More noise than signal

Strange Days

Republished from the show notes of my other site, Fuds on Film.

Strange Days breaks Predator 2’s record of shortest expected time for societal collapse (and simultaneous technological advancement), with this 1995 film set in 1999 leveraging some turn of the Willennium tension to show a Los Angeles sitting on a powder keg of racial and class tension. Wandering around with a match is Ralph Fiennes’ ex-cop Lenny Nero, now selling SQUID disks on the black market to rich clientele. What’s that, you grudgingly ask?
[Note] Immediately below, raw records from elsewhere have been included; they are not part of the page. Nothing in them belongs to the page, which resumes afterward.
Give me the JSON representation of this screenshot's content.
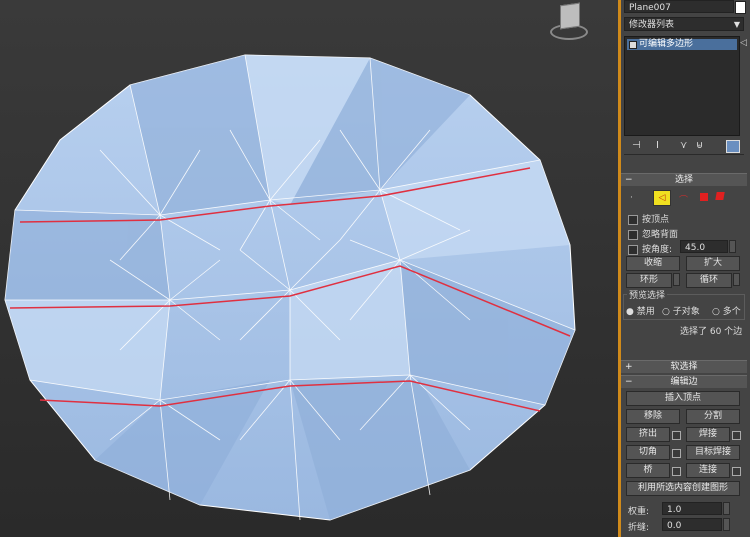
{
  "panel": {
    "object_name": "Plane007",
    "modifier_list": "修改器列表",
    "stack_item": "可编辑多边形",
    "rollouts": {
      "selection": "选择",
      "soft_selection": "软选择",
      "edit_edges": "编辑边"
    },
    "selection": {
      "by_vertex": "按顶点",
      "ignore_backfacing": "忽略背面",
      "by_angle": "按角度:",
      "angle_value": "45.0",
      "shrink": "收缩",
      "grow": "扩大",
      "ring": "环形",
      "loop": "循环",
      "preview_label": "预览选择",
      "preview_off": "禁用",
      "preview_subobj": "子对象",
      "preview_multi": "多个",
      "status": "选择了 60 个边"
    },
    "edit_edges": {
      "insert_vertex": "插入顶点",
      "remove": "移除",
      "split": "分割",
      "extrude": "挤出",
      "weld": "焊接",
      "chamfer": "切角",
      "target_weld": "目标焊接",
      "bridge": "桥",
      "connect": "连接",
      "create_shape": "利用所选内容创建图形",
      "weight_label": "权重:",
      "weight_value": "1.0",
      "crease_label": "折缝:",
      "crease_value": "0.0"
    }
  },
  "colors": {
    "mesh_fill": "#a9c3e6",
    "mesh_edge": "#ffffff",
    "selected_edge": "#e03040",
    "accent": "#d08a1a"
  }
}
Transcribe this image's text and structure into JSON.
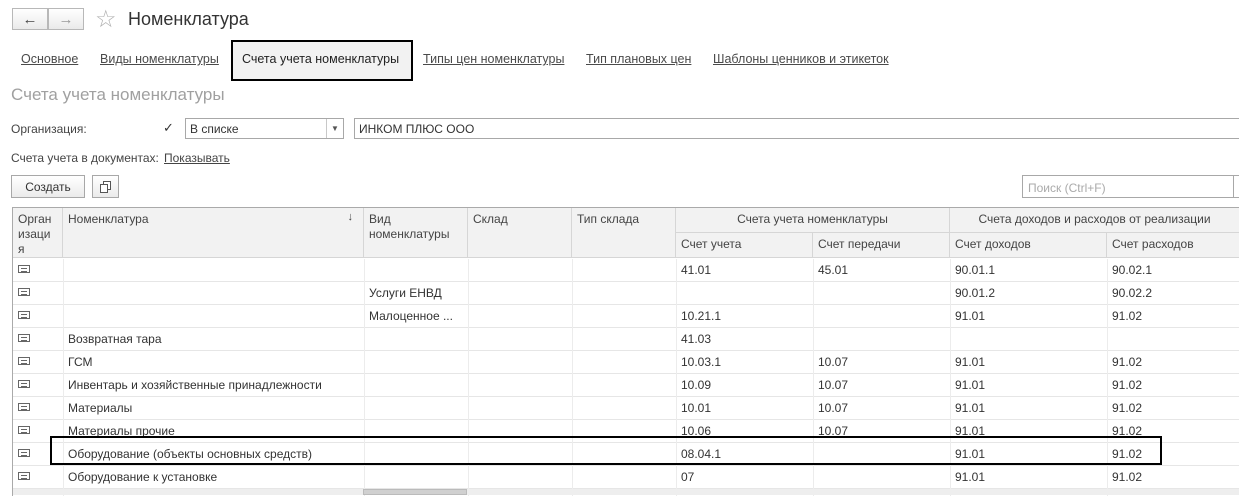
{
  "header": {
    "back_icon": "arrow-left-icon",
    "forward_icon": "arrow-right-icon",
    "favorite_icon": "star-icon",
    "title": "Номенклатура"
  },
  "tabs": [
    {
      "label": "Основное",
      "active": false
    },
    {
      "label": "Виды номенклатуры",
      "active": false
    },
    {
      "label": "Счета учета номенклатуры",
      "active": true
    },
    {
      "label": "Типы цен номенклатуры",
      "active": false
    },
    {
      "label": "Тип плановых цен",
      "active": false
    },
    {
      "label": "Шаблоны ценников и этикеток",
      "active": false
    }
  ],
  "section_title": "Счета учета номенклатуры",
  "filters": {
    "organization_label": "Организация:",
    "organization_checked": true,
    "mode_value": "В списке",
    "organization_value": "ИНКОМ ПЛЮС ООО",
    "docs_label": "Счета учета в документах:",
    "docs_link": "Показывать"
  },
  "toolbar": {
    "create_label": "Создать",
    "copy_icon": "copy-icon",
    "search_placeholder": "Поиск (Ctrl+F)"
  },
  "table": {
    "columns": {
      "org": "Орган изаци я",
      "nomenclature": "Номенклатура",
      "sort_icon": "↓",
      "kind": "Вид номенклатуры",
      "warehouse": "Склад",
      "warehouse_type": "Тип склада",
      "group_accounts": "Счета учета номенклатуры",
      "account": "Счет учета",
      "transfer_account": "Счет передачи",
      "group_income": "Счета доходов и расходов от реализации",
      "income_account": "Счет доходов",
      "expense_account": "Счет расходов"
    },
    "rows": [
      {
        "nomenclature": "",
        "kind": "",
        "account": "41.01",
        "transfer": "45.01",
        "income": "90.01.1",
        "expense": "90.02.1"
      },
      {
        "nomenclature": "",
        "kind": "Услуги ЕНВД",
        "account": "",
        "transfer": "",
        "income": "90.01.2",
        "expense": "90.02.2"
      },
      {
        "nomenclature": "",
        "kind": "Малоценное ...",
        "account": "10.21.1",
        "transfer": "",
        "income": "91.01",
        "expense": "91.02"
      },
      {
        "nomenclature": "Возвратная тара",
        "kind": "",
        "account": "41.03",
        "transfer": "",
        "income": "",
        "expense": ""
      },
      {
        "nomenclature": "ГСМ",
        "kind": "",
        "account": "10.03.1",
        "transfer": "10.07",
        "income": "91.01",
        "expense": "91.02"
      },
      {
        "nomenclature": "Инвентарь и хозяйственные принадлежности",
        "kind": "",
        "account": "10.09",
        "transfer": "10.07",
        "income": "91.01",
        "expense": "91.02"
      },
      {
        "nomenclature": "Материалы",
        "kind": "",
        "account": "10.01",
        "transfer": "10.07",
        "income": "91.01",
        "expense": "91.02"
      },
      {
        "nomenclature": "Материалы прочие",
        "kind": "",
        "account": "10.06",
        "transfer": "10.07",
        "income": "91.01",
        "expense": "91.02"
      },
      {
        "nomenclature": "Оборудование (объекты основных средств)",
        "kind": "",
        "account": "08.04.1",
        "transfer": "",
        "income": "91.01",
        "expense": "91.02"
      },
      {
        "nomenclature": "Оборудование к установке",
        "kind": "",
        "account": "07",
        "transfer": "",
        "income": "91.01",
        "expense": "91.02"
      }
    ]
  }
}
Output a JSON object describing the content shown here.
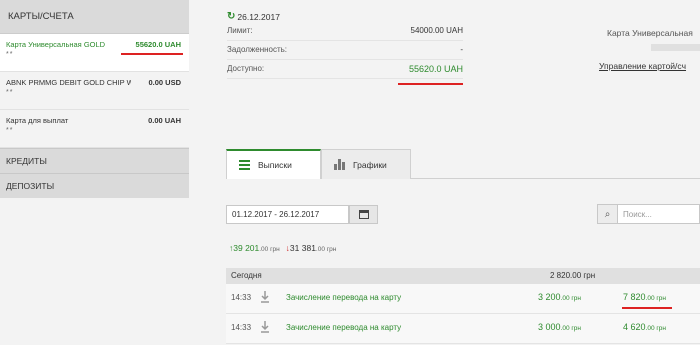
{
  "sidebar": {
    "header": "КАРТЫ/СЧЕТА",
    "accounts": [
      {
        "name": "Карта Универсальная GOLD",
        "amount": "55620.0 UAH",
        "mask": "**"
      },
      {
        "name": "ABNK PRMMG DEBIT GOLD CHIP W...",
        "amount": "0.00 USD",
        "mask": "**"
      },
      {
        "name": "Карта для выплат",
        "amount": "0.00 UAH",
        "mask": "**"
      }
    ],
    "sections": [
      "КРЕДИТЫ",
      "ДЕПОЗИТЫ"
    ]
  },
  "details": {
    "date": "26.12.2017",
    "rows": [
      {
        "label": "Лимит:",
        "value": "54000.00 UAH"
      },
      {
        "label": "Задолженность:",
        "value": "-"
      },
      {
        "label": "Доступно:",
        "value": "55620.0 UAH"
      }
    ],
    "card_title": "Карта Универсальная",
    "manage_link": "Управление картой/сч"
  },
  "tabs": [
    {
      "label": "Выписки",
      "icon": "list-icon",
      "active": true
    },
    {
      "label": "Графики",
      "icon": "bar-chart-icon",
      "active": false
    }
  ],
  "filter": {
    "date_range": "01.12.2017 - 26.12.2017",
    "search_placeholder": "Поиск..."
  },
  "totals": {
    "income_main": "39 201",
    "income_dec": ".00 грн",
    "outgo_main": "31 381",
    "outgo_dec": ".00 грн"
  },
  "transactions": {
    "group_label": "Сегодня",
    "group_sum": "2 820.00 грн",
    "rows": [
      {
        "time": "14:33",
        "description": "Зачисление перевода на карту",
        "amount_main": "3 200",
        "amount_dec": ".00 грн",
        "balance_main": "7 820",
        "balance_dec": ".00 грн"
      },
      {
        "time": "14:33",
        "description": "Зачисление перевода на карту",
        "amount_main": "3 000",
        "amount_dec": ".00 грн",
        "balance_main": "4 620",
        "balance_dec": ".00 грн"
      }
    ]
  },
  "colors": {
    "accent_green": "#2e8b2e",
    "highlight_red": "#dd2222",
    "sidebar_header_bg": "#dadada"
  }
}
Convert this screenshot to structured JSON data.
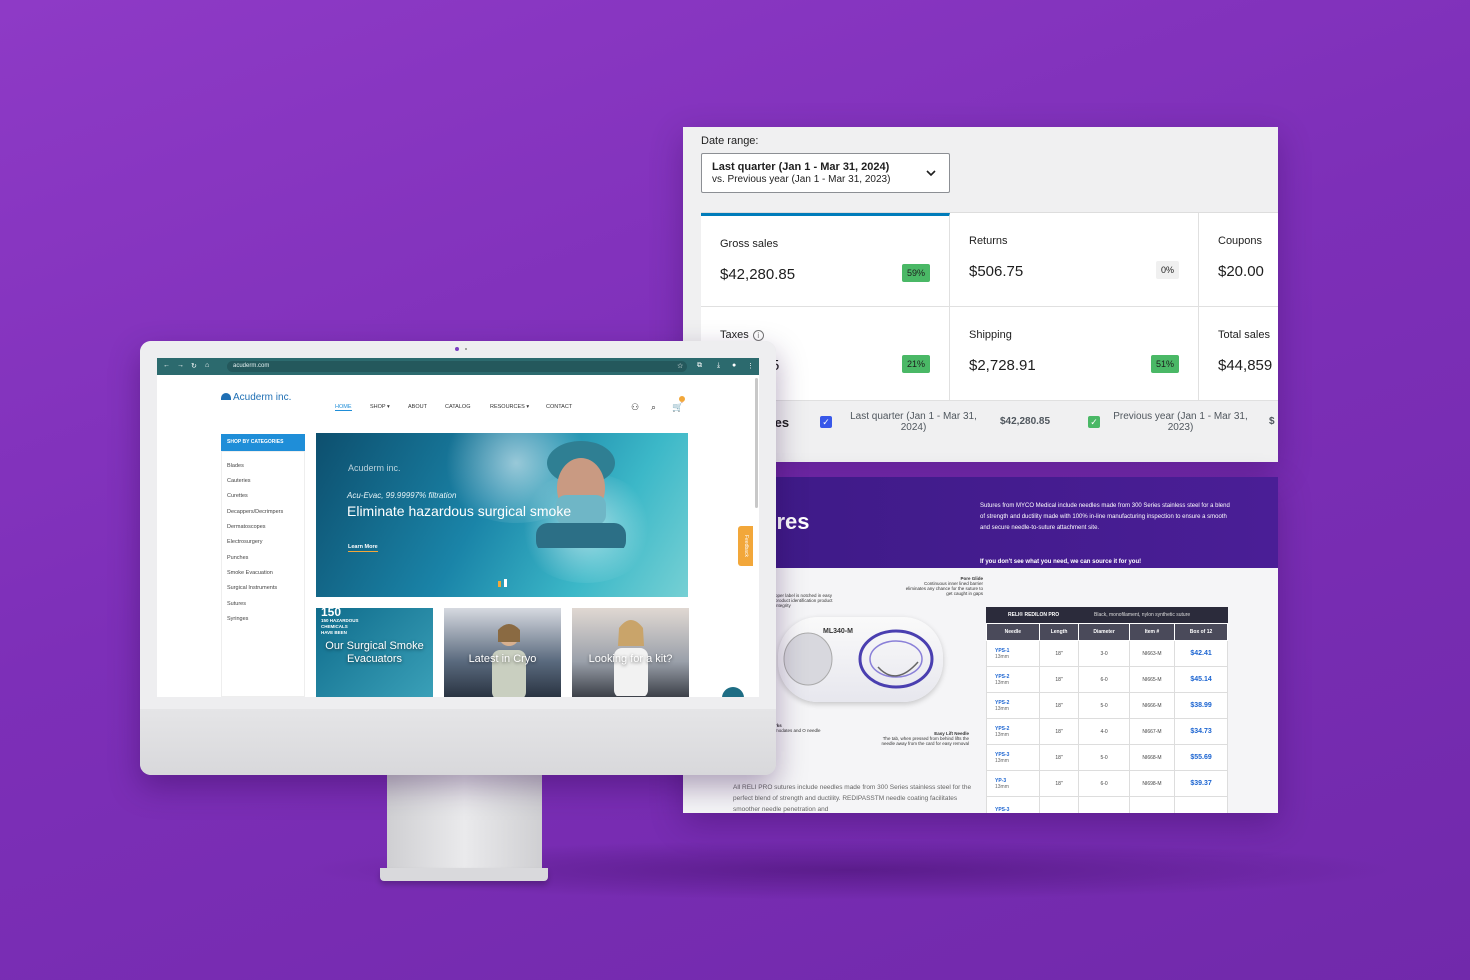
{
  "analytics": {
    "date_range_label": "Date range:",
    "date_range_value": "Last quarter (Jan 1 - Mar 31, 2024)",
    "date_range_compare": "vs. Previous year (Jan 1 - Mar 31, 2023)",
    "cards": [
      {
        "label": "Gross sales",
        "value": "$42,280.85",
        "change": "59%"
      },
      {
        "label": "Returns",
        "value": "$506.75",
        "change": "0%"
      },
      {
        "label": "Coupons",
        "value": "$20.00"
      },
      {
        "label": "Taxes",
        "value": "5",
        "change": "21%"
      },
      {
        "label": "Shipping",
        "value": "$2,728.91",
        "change": "51%"
      },
      {
        "label": "Total sales",
        "value": "$44,859"
      }
    ],
    "legend": {
      "section_fragment": "les",
      "current_label": "Last quarter (Jan 1 - Mar 31, 2024)",
      "current_value": "$42,280.85",
      "previous_label": "Previous year (Jan 1 - Mar 31, 2023)",
      "previous_fragment": "$"
    },
    "colors": {
      "accent": "#007cba",
      "positive": "#4ab866",
      "current_check": "#3858e9",
      "previous_check": "#4ab866"
    }
  },
  "suture_doc": {
    "title_fragment": "ures",
    "subtitle_fragment": "res",
    "intro": "Sutures from MYCO Medical include needles made from 300 Series stainless steel for a blend of strength and ductility made with 100% in-line manufacturing inspection to ensure a smooth and secure needle-to-suture attachment site.",
    "callout": "If you don't see what you need, we can source it for you!",
    "pack_label": "ML340-M",
    "notes": {
      "pore_glide_title": "Pore Glide",
      "pore_glide_text": "Continuous inner lined barrier eliminates any chance for the suture to get caught in gaps",
      "label_text": "oper label is notched in easy product identification product integrity",
      "marks_title": "rks",
      "marks_text": "modates and O needle",
      "easy_lift_title": "Easy Lift Needle",
      "easy_lift_text": "The tab, when pressed from behind lifts the needle away from the card for easy removal"
    },
    "footer_text": "All RELI PRO sutures include needles made from 300 Series stainless steel for the perfect blend of strength and ductility. REDIPASSTM needle coating facilitates smoother needle penetration and",
    "table": {
      "brand": "RELI® REDILON PRO",
      "description": "Black, monofilament, nylon synthetic suture",
      "columns": [
        "Needle",
        "Length",
        "Diameter",
        "Item #",
        "Box of 12"
      ],
      "rows": [
        {
          "needle": "YPS-1",
          "needle_size": "13mm",
          "length": "18\"",
          "diameter": "3-0",
          "item": "NI663-M",
          "price": "$42.41"
        },
        {
          "needle": "YPS-2",
          "needle_size": "13mm",
          "length": "18\"",
          "diameter": "6-0",
          "item": "NI665-M",
          "price": "$45.14"
        },
        {
          "needle": "YPS-2",
          "needle_size": "13mm",
          "length": "18\"",
          "diameter": "5-0",
          "item": "NI666-M",
          "price": "$38.99"
        },
        {
          "needle": "YPS-2",
          "needle_size": "13mm",
          "length": "18\"",
          "diameter": "4-0",
          "item": "NI667-M",
          "price": "$34.73"
        },
        {
          "needle": "YPS-3",
          "needle_size": "13mm",
          "length": "18\"",
          "diameter": "5-0",
          "item": "NI668-M",
          "price": "$55.69"
        },
        {
          "needle": "YP-3",
          "needle_size": "13mm",
          "length": "18\"",
          "diameter": "6-0",
          "item": "NI698-M",
          "price": "$39.37"
        },
        {
          "needle": "YPS-3",
          "needle_size": "",
          "length": "",
          "diameter": "",
          "item": "",
          "price": ""
        }
      ]
    }
  },
  "website": {
    "url": "acuderm.com",
    "logo": "Acuderm inc.",
    "menu": [
      "HOME",
      "SHOP",
      "ABOUT",
      "CATALOG",
      "RESOURCES",
      "CONTACT"
    ],
    "categories_heading": "SHOP BY CATEGORIES",
    "categories": [
      "Blades",
      "Cauteries",
      "Curettes",
      "Decappers/Decrimpers",
      "Dermatoscopes",
      "Electrosurgery",
      "Punches",
      "Smoke Evacuation",
      "Surgical Instruments",
      "Sutures",
      "Syringes"
    ],
    "hero": {
      "logo": "Acuderm inc.",
      "kicker": "Acu-Evac, 99.99997% filtration",
      "title": "Eliminate hazardous surgical smoke",
      "cta": "Learn More"
    },
    "tiles": [
      {
        "overlay": "150 HAZARDOUS CHEMICALS HAVE BEEN",
        "label": "Our Surgical Smoke Evacuators"
      },
      {
        "label": "Latest in Cryo"
      },
      {
        "label": "Looking for a kit?"
      }
    ],
    "feedback": "Feedback",
    "colors": {
      "chrome": "#2c6a6e",
      "primary": "#1f8ed8",
      "accent": "#f2a73a"
    }
  }
}
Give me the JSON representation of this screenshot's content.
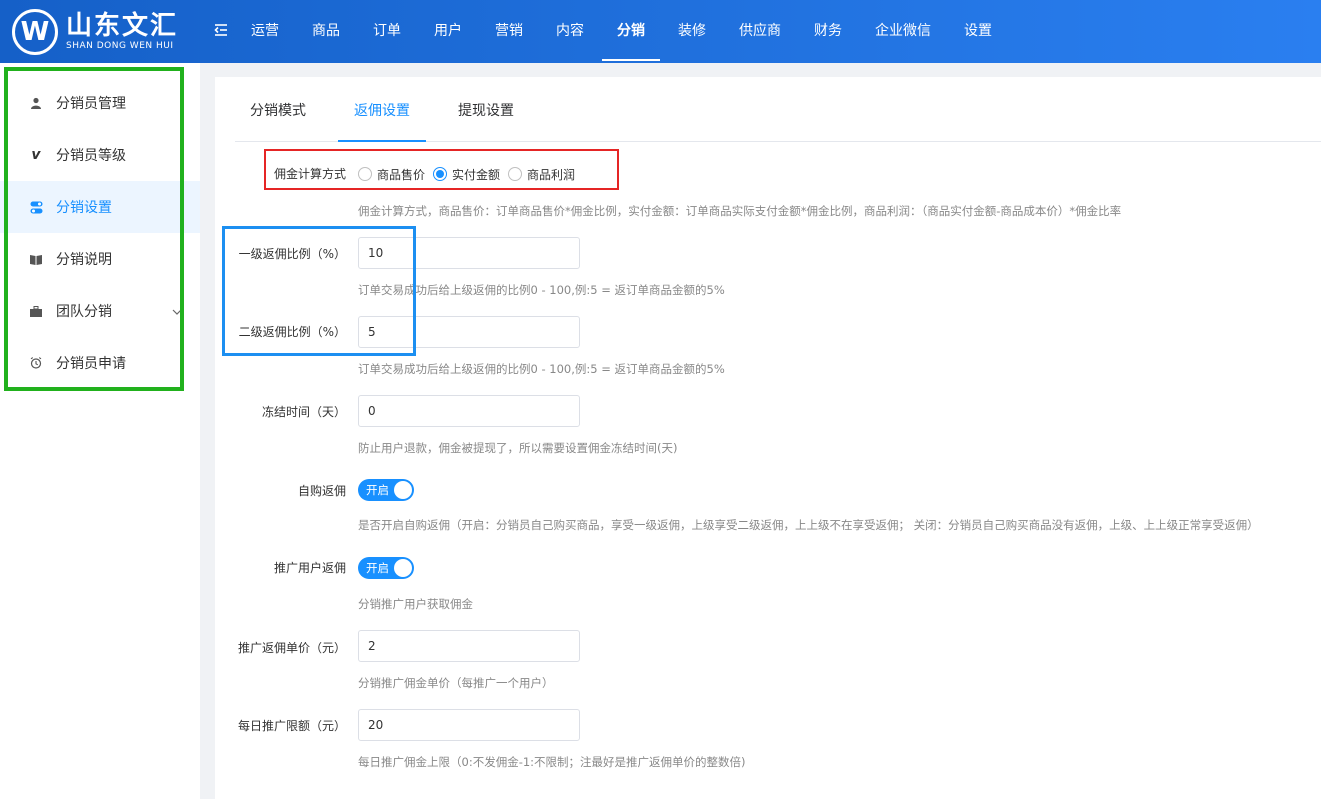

Well, a SQUID disk is a direct recording of someone’s experience that you can then download into your mind and experience that experience as if you were experiencing that experience.

Sleazing his way around town, somewhat grudgingly aided by his friends, Angela Bassett’s Lornette “Mace” Mason, a bodyguard and limousine driver, and Tom Sizemore’s Max Peltier, fellow ex-cop and now private detective, but before long Lenny is pulled into a whirlwind of events that I’m not sure are worth recapping in any detail, otherwise we’ll be talking about it for as long as it would take to watch the film.

It starts with a now dead hooker and friend desperately trying to get a message and a SQUID disk to Lenny, which could see danger brought to Lenny’s ex-girlfriend, Juliette Lewis’s Faith, whom he still pines for. She’s chosen her singing career over their relationship, and is now shacked up with a shady manager / record label type, Michael Wincott’s Philo Gant, who’s also dealing with the fallout from the death of popular rapper Glenn Plummer’s Jeriko One, also a spearhead of a social movement.

So there’s a lot of moving parts before we add in a couple of coppers trying to get a hold of the SQUID disk with no regard for due process, and all of that’s before we know exactly what this McGuffin is going to tell us. This is a very complicated case. You know, a lotta ins, lotta outs, lotta what-have-yous. And, uh, lotta strands to keep in your head, man.

But, not more, arguably, than the noirs that this steals its central structure from, before giving it a gloss of cyberpunk and Blade Runner that, I suppose, rather dates the film, but thankfully for me at least it’s a point in time I can rather get behind. I’ll tell you how remarkable this film is: Tom Sizemore is in it and he doesn’t ruin it. I actually think he’s quite good in it, bringing the total number of tolerable Tom Sizemore turns to one.

Fiennes is dependably engaging, and his relationship with Angela Bassett plays out nicely over the course of the piece. I perhaps wonder if this story will hold up at all to repeat viewing, however I’ve only seen this once, and I liked it a great deal. Well worth pulling off the shelf, particularly if like me this has been on your “must catch up with this” list for the past twenty years, oh Lord I am so old.